February 6, 2012

I’ve raised the question before of how countries try to limit the impact of what they perceive as unwelcome PD activities so I just that I’d connect two recent stories.

Firstly, the announcement by the Supreme Council of the Armed Forces in in Egypt that they will prevent a number of foreigners from leaving the country while they are investigated for interfering in the electoral process through the work of foreign funded NGOs.   In particular the case of Sam Lahood the head of the Egyptian office of the International Republican Institute has attracted attention.   The IRI gets funding from the US congress via the National Endowment for Democracy which originated with Ronald Reagan’s  Project Democracy.  The Egyptian regime sees foreign funded NGOs as a threat is making an effort to restrict their activities.  Given that the NGOs have been operating in a legal limbo they have plenty of scope to do so.

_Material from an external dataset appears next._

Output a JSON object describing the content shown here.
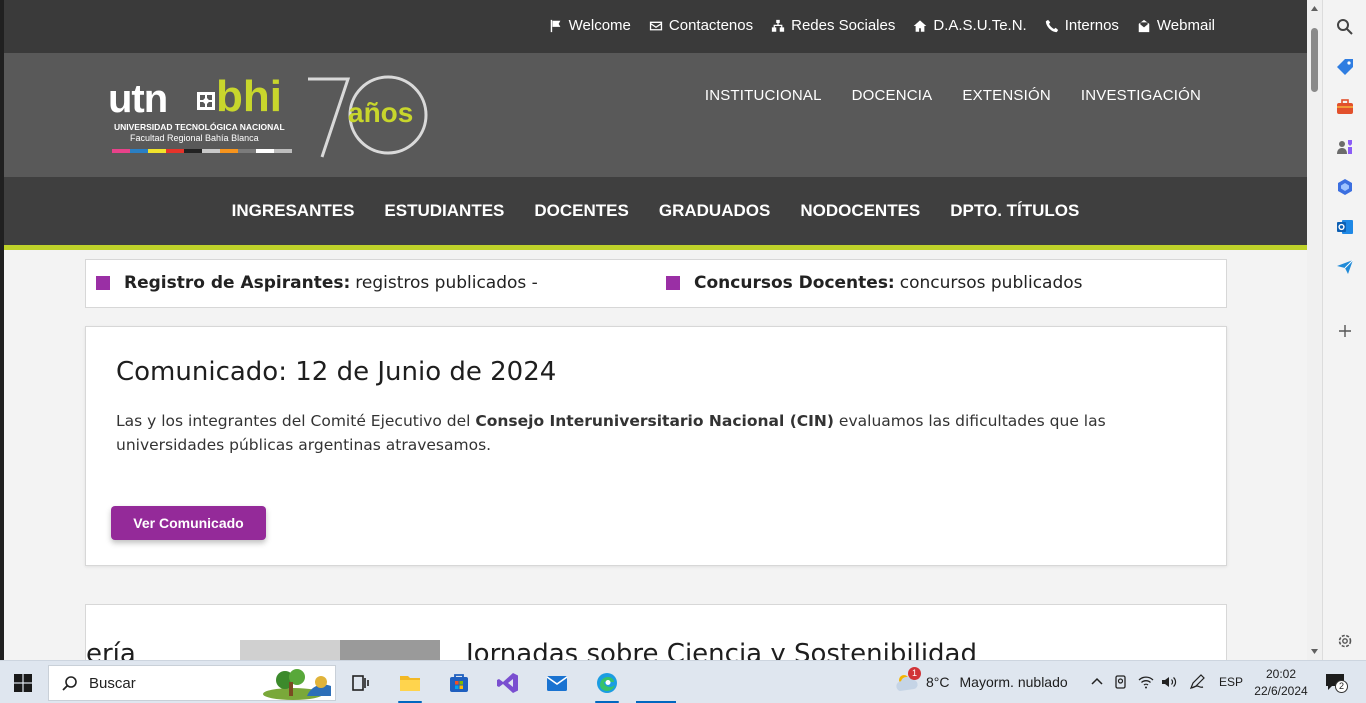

Secondly, there’s the ‘warm‘ welcome the new US Ambassador in Moscow, Michael McFaul received.  On his second day in the job state television accused him of wanting to foment revolution in Russia and suggested that opposition figures who were visiting the embassy were there to receive instructions.  McFaul is reported as saying that the previous day he had had a warm welcome from Russian officials.  Thus it looks like the media reaction was directed at the public diplomacy element of the job.

In both cases it is the US commitment to democracy promotion activities that drives an element of conflict with the regime.  In the Egyptian case legal harassment is the tool and in Russia the state controlled media becomes a weapon to try and delegitimize foreign PD activities.

There is a broader question of how states manage foreign PD.   The US has the Foreign Agents Registration Act (FARA) passed in 1938 it was intended to regulate the operations of foreign propaganda offices as the Second World War approached.